What and When to Harvest
As our crops become ready to harvest, we encourage anyone to pick your own. As long as you record what you take! We aim to have a large variety of food all year round from apples and plums to winter salads, summer fruits and the much loved hot house crops of tomatoes and cucumbers grown at the Greenhouse at the St Andrews Botanic Garden.
If you are not sure what is ready or how to pick it, why not come along to one of our many garden sessions to ask any questions you might have? Alternatively, look out for the ‘Eat me, I am ready!’ signs made by some of our volunteers.
Seasonal is Best
Eating seasonal food whether it is from the garden or supermarket means that it can be sources closer to home and therefore less miles are required for that food to arrive at your plate. Here is a list of what you can expect to harvest throughout the seasons. Click the lick on Food for some of our favourite recipes!
Asparagus, Cabbage, Beetroot, Broccoli, Courgettes, Tomatoes, Peppers, Peas, New potatoes, Broad Beans, Runner Beans, French Beans, Celery, Rhubarb, Radishes, Salad leaves, Carrots, Strawberries, Raspberries, Gooseberries, Black Currants
Marrow, Sweetcorn, Tomatoes, Cucumbers, Leeks, Cauliflower, Pumpkin, Swede, Courgettes, Potatoes, Beans, Red Cabbage, Kale, Plums, Raspberries, Pears, Apples, Gooseberries, Blackberries, Wine-berries, Chard, Spinach, Salad Leaves and more!
Brussels Sprouts, Leeks, Parsnips, Jerusalem Artichokes, Cabbage, Cauliflower, Kale, Beetroots, Celery, Turnip, Celeriac, Salad leaves, Spinach
RECORDING OUR HARVEST
Recording our harvest each year is essential to what we do as we aim to reduce carbon emissions. Growing and eating food that is locally sourced means that we are consuming less imported foods which have a higher cost to the environment. It is estimated that for every ton of food we grow we save 1 ton of carbon from reaching the atmosphere.
At each garden site there is a recording station either in a box, a shed or a toll storage unit. There is a scale and a note book to record what you’ve picked and how much it weighs. Throughout the year, we add these figures up to get a total of all the garden sites and how much carbon we have saved.
In addition to the Edible Gardens, we also spend time in a few of the Community Orchards including St Leonard’s Orchard and Stanks park where we collect, weight and share the glut of apples available in St Andrews. In the winter season we return to the Orchard to learn how to prune fruit trees at The Apple Pruning Skillshare and help maintain the orchard.
HOW Much Food Does EdibLE Campus Grow?
Another good year after a fairly cool spring we had a warm summer and very mild autumn.

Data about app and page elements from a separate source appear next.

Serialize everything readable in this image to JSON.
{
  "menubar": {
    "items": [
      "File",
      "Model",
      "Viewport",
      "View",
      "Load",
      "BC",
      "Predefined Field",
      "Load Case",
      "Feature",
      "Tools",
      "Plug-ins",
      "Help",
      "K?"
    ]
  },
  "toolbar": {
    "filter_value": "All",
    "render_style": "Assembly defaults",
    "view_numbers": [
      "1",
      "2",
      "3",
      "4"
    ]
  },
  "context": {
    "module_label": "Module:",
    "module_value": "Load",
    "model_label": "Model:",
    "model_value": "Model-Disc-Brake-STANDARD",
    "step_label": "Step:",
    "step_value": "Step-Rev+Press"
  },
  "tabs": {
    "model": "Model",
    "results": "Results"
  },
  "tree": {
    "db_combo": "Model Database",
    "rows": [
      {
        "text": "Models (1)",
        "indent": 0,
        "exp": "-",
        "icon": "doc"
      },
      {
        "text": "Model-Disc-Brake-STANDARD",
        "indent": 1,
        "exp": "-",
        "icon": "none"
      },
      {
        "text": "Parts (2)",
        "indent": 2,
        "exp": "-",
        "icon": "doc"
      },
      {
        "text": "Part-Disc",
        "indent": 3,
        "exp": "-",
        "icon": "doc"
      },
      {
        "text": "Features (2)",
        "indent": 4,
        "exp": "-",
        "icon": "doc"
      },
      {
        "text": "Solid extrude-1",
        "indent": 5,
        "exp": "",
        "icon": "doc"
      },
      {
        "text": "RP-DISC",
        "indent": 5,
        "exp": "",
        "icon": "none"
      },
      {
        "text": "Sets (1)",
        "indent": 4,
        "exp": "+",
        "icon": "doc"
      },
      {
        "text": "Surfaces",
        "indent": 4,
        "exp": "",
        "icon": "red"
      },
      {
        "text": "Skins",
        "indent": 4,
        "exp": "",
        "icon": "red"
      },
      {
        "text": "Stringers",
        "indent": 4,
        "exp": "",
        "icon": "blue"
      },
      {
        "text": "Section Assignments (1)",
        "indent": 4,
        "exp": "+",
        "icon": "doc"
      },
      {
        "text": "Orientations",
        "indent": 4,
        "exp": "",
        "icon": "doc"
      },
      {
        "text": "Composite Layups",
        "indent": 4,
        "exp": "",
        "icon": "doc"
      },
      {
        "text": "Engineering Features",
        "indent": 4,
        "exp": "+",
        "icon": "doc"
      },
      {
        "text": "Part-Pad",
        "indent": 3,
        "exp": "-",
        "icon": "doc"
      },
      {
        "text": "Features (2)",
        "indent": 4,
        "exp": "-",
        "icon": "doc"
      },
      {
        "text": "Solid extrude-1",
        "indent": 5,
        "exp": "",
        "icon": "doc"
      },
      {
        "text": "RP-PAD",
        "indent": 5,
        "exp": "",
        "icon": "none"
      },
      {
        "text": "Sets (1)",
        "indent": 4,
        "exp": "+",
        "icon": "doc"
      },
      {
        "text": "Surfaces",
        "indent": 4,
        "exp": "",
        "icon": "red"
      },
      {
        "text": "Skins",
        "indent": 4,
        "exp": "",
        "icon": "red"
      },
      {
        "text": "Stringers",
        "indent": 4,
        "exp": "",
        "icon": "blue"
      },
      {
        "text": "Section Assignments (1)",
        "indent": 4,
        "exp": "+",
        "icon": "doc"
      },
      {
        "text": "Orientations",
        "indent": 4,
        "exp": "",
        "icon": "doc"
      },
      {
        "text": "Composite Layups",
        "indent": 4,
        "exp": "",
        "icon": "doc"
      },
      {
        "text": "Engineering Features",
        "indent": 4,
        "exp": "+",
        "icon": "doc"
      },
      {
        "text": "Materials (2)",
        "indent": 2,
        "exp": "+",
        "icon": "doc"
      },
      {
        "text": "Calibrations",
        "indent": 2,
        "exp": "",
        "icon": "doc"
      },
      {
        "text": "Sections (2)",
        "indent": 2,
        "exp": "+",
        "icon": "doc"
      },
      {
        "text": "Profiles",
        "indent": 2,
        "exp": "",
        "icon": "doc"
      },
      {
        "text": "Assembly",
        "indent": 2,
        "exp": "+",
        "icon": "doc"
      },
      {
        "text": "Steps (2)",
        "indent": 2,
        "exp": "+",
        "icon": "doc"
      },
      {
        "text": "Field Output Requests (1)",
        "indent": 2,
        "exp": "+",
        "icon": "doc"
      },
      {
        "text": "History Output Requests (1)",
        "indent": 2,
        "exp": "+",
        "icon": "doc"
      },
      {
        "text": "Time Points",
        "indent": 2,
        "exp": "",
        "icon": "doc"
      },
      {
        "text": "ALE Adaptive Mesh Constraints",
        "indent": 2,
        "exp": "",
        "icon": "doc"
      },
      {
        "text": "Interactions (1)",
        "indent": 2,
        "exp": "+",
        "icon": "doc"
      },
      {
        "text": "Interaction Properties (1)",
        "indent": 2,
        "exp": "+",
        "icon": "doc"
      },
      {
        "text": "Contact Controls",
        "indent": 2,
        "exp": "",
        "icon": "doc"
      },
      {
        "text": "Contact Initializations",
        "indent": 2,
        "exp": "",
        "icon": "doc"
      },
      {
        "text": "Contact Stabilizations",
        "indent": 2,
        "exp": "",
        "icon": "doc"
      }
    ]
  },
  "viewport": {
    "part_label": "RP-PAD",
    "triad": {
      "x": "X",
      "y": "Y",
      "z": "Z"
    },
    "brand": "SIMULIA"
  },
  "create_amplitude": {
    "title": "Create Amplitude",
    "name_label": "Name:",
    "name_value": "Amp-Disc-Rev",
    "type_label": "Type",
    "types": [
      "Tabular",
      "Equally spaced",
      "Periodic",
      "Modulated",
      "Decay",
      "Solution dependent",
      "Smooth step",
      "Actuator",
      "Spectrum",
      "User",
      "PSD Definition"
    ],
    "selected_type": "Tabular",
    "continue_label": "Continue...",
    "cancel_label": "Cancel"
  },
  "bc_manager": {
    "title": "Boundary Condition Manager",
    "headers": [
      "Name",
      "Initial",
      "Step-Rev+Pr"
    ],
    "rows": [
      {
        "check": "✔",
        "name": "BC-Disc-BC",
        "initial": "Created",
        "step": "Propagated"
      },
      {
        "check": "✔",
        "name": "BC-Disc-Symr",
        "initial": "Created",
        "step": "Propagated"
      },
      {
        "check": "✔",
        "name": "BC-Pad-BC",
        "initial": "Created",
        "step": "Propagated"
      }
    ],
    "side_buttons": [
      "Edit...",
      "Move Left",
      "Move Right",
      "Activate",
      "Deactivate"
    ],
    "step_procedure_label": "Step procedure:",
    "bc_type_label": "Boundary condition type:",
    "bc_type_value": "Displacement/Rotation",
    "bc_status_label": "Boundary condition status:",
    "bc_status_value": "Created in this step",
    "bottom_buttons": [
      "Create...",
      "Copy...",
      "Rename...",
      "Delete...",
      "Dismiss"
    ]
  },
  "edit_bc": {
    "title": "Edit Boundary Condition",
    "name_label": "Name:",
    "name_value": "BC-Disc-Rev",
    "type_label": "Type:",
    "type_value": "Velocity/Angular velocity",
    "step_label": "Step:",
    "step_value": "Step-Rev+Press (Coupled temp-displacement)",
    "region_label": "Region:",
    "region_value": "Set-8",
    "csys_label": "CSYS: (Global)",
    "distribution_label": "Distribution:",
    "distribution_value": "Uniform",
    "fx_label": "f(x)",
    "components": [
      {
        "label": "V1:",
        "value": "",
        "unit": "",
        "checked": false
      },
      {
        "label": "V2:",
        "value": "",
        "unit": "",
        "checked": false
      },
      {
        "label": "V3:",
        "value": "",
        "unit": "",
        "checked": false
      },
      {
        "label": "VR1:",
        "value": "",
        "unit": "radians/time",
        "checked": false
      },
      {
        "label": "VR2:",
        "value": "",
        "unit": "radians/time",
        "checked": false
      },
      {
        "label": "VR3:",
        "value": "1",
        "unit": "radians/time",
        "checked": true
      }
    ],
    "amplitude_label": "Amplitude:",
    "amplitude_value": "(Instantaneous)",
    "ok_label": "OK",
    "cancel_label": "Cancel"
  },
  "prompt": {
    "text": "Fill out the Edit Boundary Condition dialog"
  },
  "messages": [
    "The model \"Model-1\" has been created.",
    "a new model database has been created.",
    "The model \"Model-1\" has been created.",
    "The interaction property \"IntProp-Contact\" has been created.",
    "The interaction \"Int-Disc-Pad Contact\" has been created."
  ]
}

Albany Park had an incredible year and nearly doubled the volume of food produced whilst most site’s recorded a small increase. Most noticeable was an increase in rhubarb, berry fruits and beans in the harvest although Strawberries did not seem to have as good a year as 2014 – which was exceptional!
We had a bumper harvest this year after a very mild winter, warm spring and scorching summer (for Fife anyway) which, alongside new gardens opening at Uni Hall and the Botanic Gardens greenhouse, helped bring our grown harvest up to 350kg. The orchard harvest was down quite a bit though with only 230kg harvested from St Leonards and a further 30kg from the Careers centre garden bringing our total annual harvest to 612kg.
We harvest 520kg this year of which 180kg were vegetables grown across the campus and the rest was fruit harvested from the Old St Leonards School Orchard and distributed to halls. Potatoes made up the bulk of the harvest (103kg) with salads coming in at 20kg and most other veggies being less than 10kg. In terms of value the salads and soft fruits would probably head the list along with the huge amount of apples.
At the start of the year we were growing on around 100m2 of ground at 3 sites and now have over 260m2 at 6 sites. Next year we would like to double the growing area again through adding a further 3 sites at Gannochy, Uni and John Burnett halls.
The majority of the work is carried out by volunteers who enjoy the opportunity to do some physical activity, learn a few skills and have the satisfaction of growing food. Its hard to keep track of all those that spent time in the gardens but we have at least 70 people who registered at the sessions and harvest whatever is ready. That averages out at nearly 3kg veg per volunteer.